What the task asks |
The answer must consist of every line from the data that holds the string "name".

====== Material provided ======

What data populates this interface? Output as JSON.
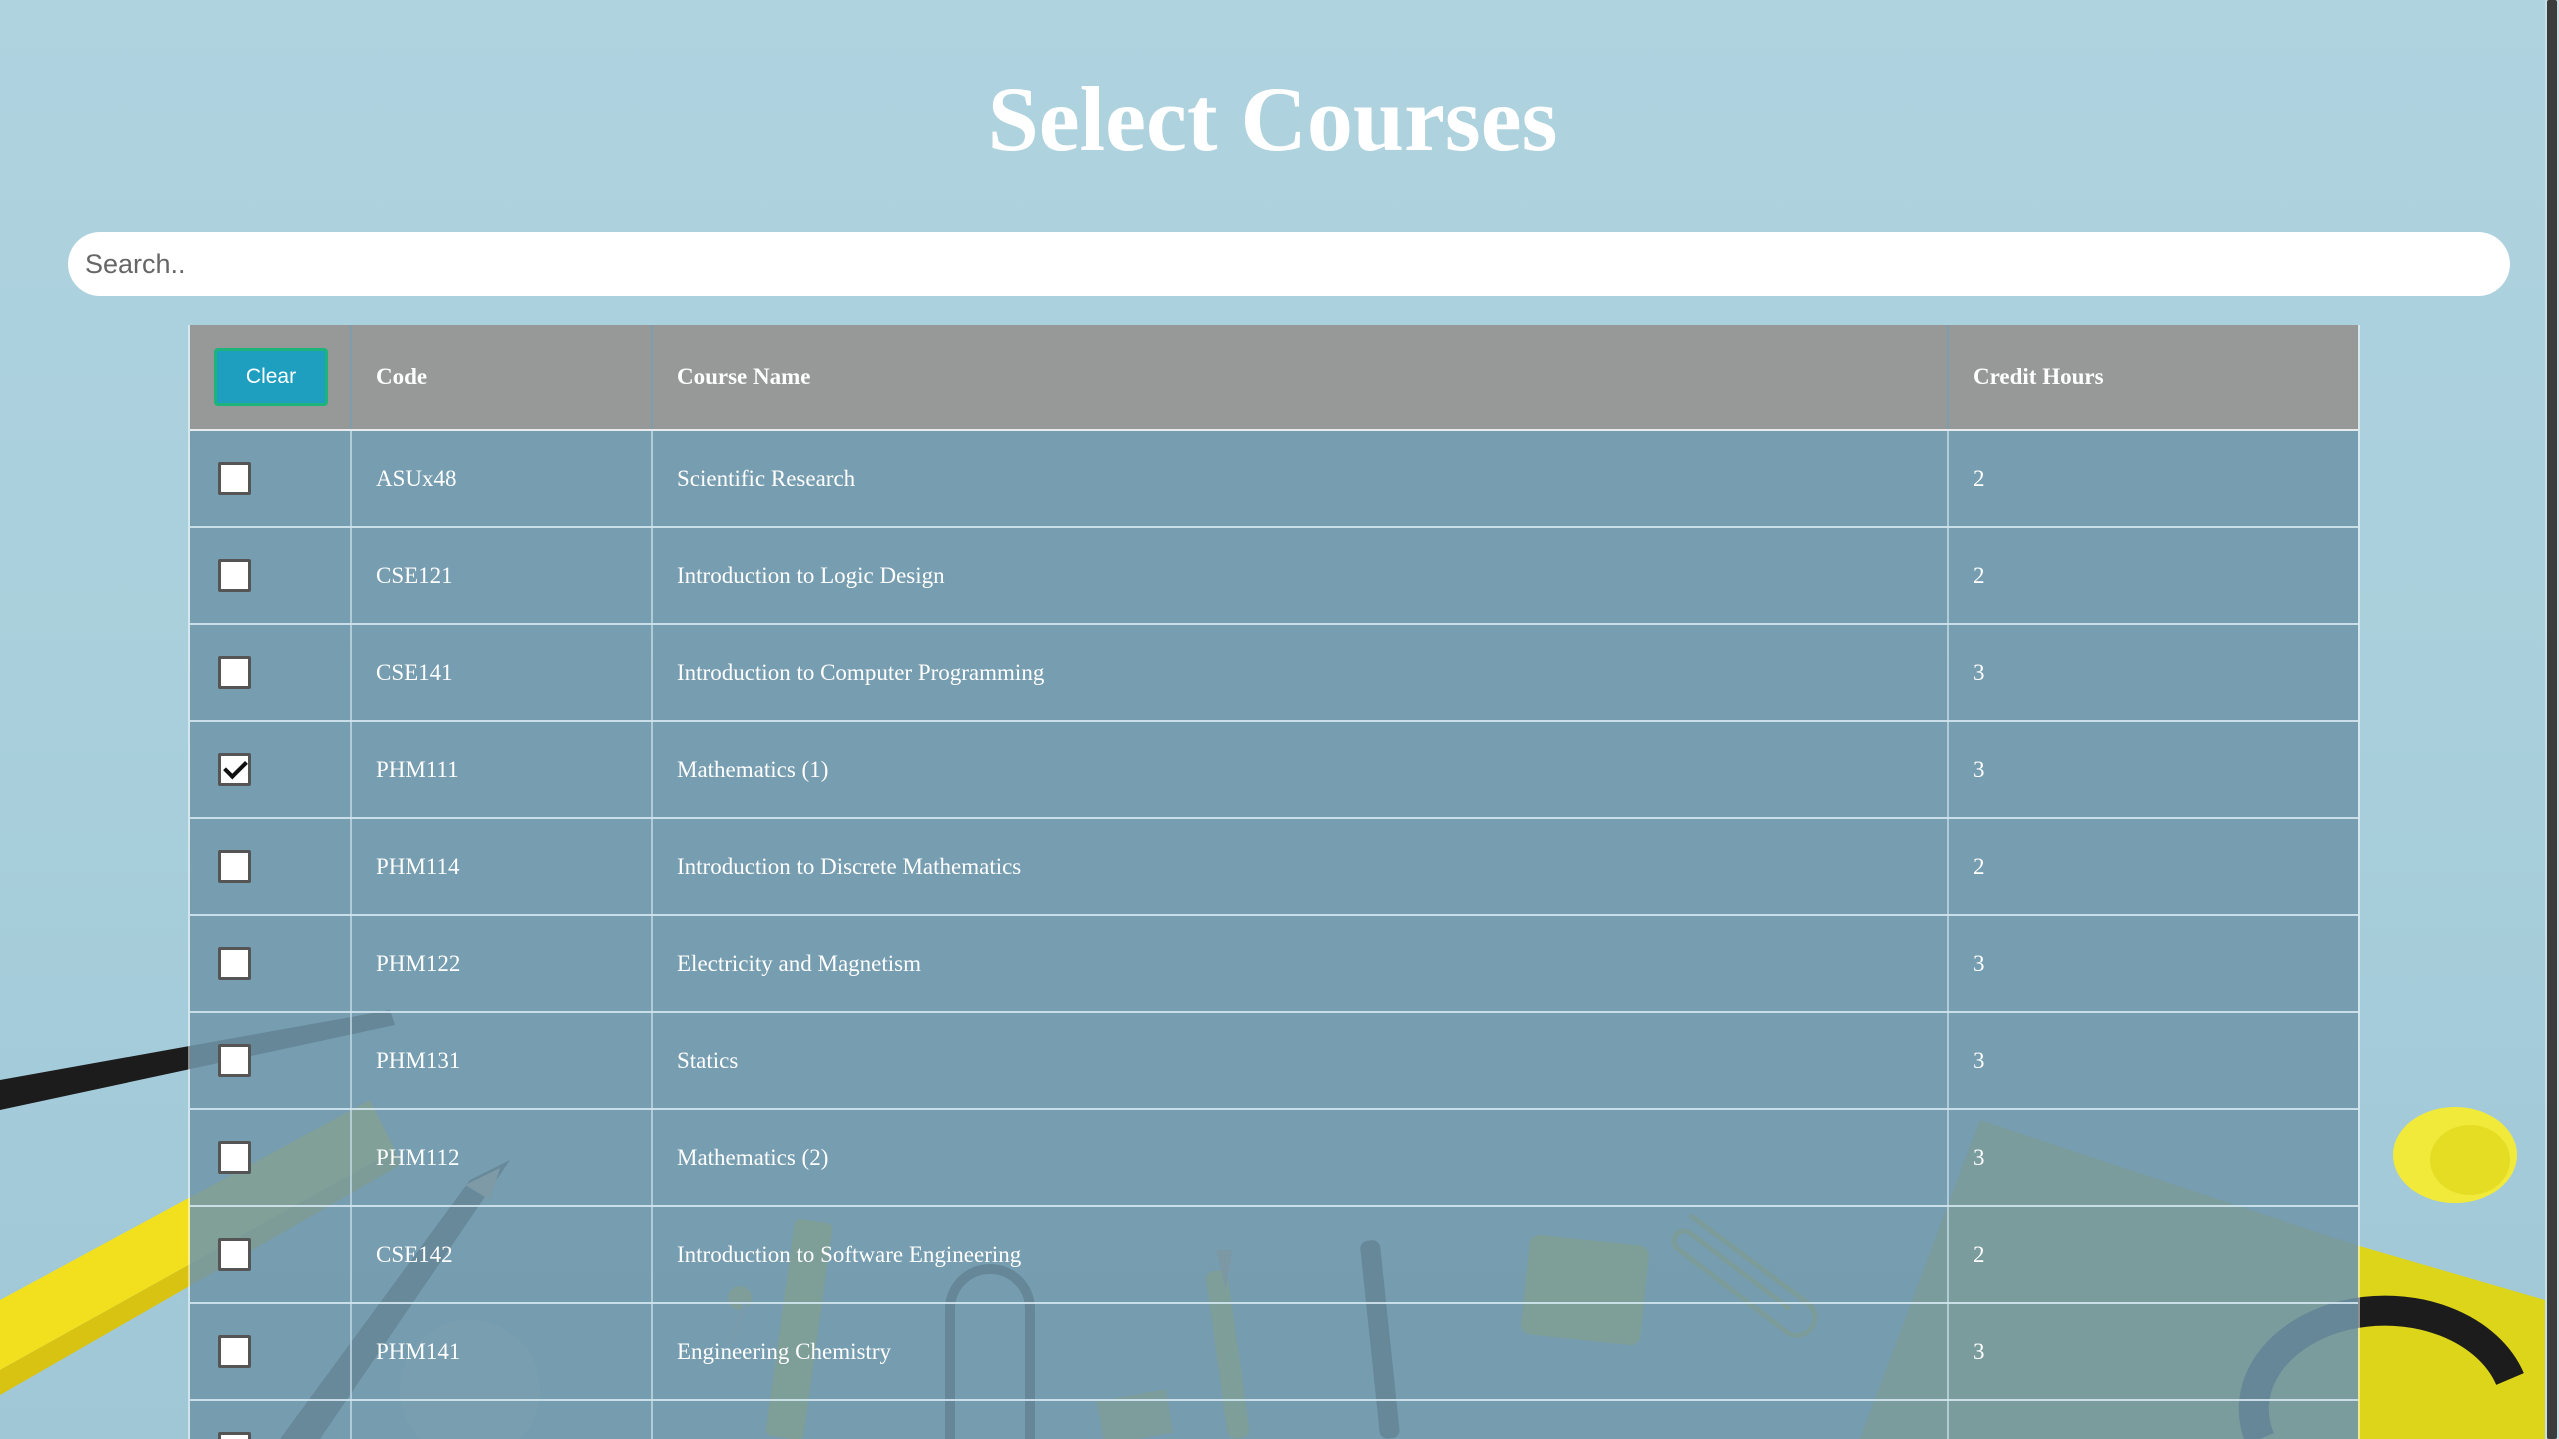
{
  "page": {
    "title": "Select Courses"
  },
  "search": {
    "placeholder": "Search.."
  },
  "table": {
    "clear_label": "Clear",
    "headers": {
      "code": "Code",
      "name": "Course Name",
      "hours": "Credit Hours"
    },
    "rows": [
      {
        "code": "ASUx48",
        "name": "Scientific Research",
        "hours": "2",
        "checked": false
      },
      {
        "code": "CSE121",
        "name": "Introduction to Logic Design",
        "hours": "2",
        "checked": false
      },
      {
        "code": "CSE141",
        "name": "Introduction to Computer Programming",
        "hours": "3",
        "checked": false
      },
      {
        "code": "PHM111",
        "name": "Mathematics (1)",
        "hours": "3",
        "checked": true
      },
      {
        "code": "PHM114",
        "name": "Introduction to Discrete Mathematics",
        "hours": "2",
        "checked": false
      },
      {
        "code": "PHM122",
        "name": "Electricity and Magnetism",
        "hours": "3",
        "checked": false
      },
      {
        "code": "PHM131",
        "name": "Statics",
        "hours": "3",
        "checked": false
      },
      {
        "code": "PHM112",
        "name": "Mathematics (2)",
        "hours": "3",
        "checked": false
      },
      {
        "code": "CSE142",
        "name": "Introduction to Software Engineering",
        "hours": "2",
        "checked": false
      },
      {
        "code": "PHM141",
        "name": "Engineering Chemistry",
        "hours": "3",
        "checked": false
      },
      {
        "code": "",
        "name": "",
        "hours": "",
        "checked": false
      }
    ]
  },
  "colors": {
    "accent_button": "#1f9fc0",
    "button_border": "#1cb47a",
    "header_bg": "#969696",
    "row_bg": "#7096aa",
    "page_bg": "#acd0dc"
  }
}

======

Output |
      "name": "Course Name",
        "name": "Scientific Research",
        "name": "Introduction to Logic Design",
        "name": "Introduction to Computer Programming",
        "name": "Mathematics (1)",
        "name": "Introduction to Discrete Mathematics",
        "name": "Electricity and Magnetism",
        "name": "Statics",
        "name": "Mathematics (2)",
        "name": "Introduction to Software Engineering",
        "name": "Engineering Chemistry",
        "name": "",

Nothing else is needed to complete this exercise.